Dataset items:
%%
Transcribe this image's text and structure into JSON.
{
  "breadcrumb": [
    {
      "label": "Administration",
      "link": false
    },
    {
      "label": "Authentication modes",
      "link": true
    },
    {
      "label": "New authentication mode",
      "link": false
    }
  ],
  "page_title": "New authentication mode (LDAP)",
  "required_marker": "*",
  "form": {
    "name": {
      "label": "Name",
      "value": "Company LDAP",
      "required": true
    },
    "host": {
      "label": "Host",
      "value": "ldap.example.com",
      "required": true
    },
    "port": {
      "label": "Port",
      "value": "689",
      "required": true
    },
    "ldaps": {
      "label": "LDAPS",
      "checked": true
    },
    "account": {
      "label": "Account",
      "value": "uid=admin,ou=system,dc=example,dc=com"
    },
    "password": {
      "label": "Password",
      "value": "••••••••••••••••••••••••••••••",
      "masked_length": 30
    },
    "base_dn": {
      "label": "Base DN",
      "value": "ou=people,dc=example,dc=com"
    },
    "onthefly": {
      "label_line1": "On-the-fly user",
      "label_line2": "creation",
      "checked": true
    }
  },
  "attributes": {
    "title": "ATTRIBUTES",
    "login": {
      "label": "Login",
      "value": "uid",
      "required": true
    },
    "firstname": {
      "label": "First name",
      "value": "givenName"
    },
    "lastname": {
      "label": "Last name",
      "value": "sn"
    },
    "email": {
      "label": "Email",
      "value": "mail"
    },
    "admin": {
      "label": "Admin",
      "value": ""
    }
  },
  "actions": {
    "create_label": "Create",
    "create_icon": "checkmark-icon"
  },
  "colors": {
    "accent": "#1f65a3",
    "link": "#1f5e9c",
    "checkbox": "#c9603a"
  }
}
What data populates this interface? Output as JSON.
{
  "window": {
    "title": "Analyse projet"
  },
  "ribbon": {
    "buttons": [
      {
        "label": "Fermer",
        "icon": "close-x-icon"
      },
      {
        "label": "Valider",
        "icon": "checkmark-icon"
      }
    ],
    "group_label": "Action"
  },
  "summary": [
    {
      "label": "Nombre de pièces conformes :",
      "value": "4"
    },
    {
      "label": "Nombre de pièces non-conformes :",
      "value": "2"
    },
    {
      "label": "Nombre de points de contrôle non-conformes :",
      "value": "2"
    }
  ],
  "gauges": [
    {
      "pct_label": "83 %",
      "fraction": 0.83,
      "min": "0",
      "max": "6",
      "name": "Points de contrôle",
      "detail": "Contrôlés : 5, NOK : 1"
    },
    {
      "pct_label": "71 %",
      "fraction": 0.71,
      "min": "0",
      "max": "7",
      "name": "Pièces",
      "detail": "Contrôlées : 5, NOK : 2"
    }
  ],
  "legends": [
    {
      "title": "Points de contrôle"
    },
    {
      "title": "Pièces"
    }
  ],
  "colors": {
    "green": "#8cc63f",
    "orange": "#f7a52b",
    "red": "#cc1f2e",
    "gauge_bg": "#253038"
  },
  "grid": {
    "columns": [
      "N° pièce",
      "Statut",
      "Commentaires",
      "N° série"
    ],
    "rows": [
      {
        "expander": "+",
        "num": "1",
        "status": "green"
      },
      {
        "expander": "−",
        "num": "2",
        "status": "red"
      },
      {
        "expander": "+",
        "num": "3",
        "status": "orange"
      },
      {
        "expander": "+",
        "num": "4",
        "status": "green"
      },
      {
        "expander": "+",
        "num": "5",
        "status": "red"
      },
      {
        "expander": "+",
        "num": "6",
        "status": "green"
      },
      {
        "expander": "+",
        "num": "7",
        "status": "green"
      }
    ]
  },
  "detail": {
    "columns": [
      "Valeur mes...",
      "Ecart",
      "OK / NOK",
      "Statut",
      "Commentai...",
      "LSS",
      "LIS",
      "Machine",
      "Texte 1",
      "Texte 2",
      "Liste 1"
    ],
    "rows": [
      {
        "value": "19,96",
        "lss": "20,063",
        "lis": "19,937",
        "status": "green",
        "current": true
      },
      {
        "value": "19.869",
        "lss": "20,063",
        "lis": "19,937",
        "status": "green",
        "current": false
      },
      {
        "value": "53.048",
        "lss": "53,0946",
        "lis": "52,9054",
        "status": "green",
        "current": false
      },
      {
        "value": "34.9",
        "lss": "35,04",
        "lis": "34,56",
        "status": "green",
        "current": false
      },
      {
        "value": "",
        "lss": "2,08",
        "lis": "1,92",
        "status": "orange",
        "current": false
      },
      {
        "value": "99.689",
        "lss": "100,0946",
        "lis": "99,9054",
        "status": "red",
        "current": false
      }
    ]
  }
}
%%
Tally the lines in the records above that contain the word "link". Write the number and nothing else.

4